# GOAL OF THE EXERCISE:
Only lines with the word "title" are wanted; copy each of them from the listing below.

# DATASET RECORDS:
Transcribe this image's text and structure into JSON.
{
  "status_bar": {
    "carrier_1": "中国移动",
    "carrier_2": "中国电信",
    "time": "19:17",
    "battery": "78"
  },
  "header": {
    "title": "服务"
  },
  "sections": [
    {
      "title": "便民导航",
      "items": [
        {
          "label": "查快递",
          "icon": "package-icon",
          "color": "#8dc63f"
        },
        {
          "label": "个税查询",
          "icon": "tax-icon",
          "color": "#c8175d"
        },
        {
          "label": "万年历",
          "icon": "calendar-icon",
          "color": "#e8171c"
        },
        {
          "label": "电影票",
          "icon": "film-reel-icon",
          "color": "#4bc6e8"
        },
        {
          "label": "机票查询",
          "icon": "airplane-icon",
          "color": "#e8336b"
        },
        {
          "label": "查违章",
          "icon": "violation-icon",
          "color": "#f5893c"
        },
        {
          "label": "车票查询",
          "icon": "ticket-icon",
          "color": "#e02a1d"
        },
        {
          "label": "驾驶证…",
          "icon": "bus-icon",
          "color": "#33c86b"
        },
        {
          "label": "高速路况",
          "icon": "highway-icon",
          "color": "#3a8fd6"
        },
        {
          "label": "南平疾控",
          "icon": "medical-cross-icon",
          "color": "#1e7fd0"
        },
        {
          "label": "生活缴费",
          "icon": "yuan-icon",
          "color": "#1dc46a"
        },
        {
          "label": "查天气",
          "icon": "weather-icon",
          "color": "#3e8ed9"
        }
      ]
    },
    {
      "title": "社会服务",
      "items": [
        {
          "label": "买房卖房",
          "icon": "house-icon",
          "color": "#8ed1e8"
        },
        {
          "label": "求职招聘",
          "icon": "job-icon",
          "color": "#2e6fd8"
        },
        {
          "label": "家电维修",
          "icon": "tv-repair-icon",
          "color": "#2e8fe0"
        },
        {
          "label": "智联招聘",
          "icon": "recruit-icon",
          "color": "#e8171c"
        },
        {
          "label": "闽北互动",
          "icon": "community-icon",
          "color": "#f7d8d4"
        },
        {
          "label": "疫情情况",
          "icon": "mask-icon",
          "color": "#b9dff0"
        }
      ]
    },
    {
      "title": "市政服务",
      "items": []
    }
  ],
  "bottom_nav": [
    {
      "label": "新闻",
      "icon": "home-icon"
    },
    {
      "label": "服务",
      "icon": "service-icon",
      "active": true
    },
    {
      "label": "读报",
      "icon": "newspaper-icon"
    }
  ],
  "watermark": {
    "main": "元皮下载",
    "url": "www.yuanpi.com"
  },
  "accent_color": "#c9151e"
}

# TASK SOLUTION:
    "title": "服务"
      "title": "便民导航",
      "title": "社会服务",
      "title": "市政服务",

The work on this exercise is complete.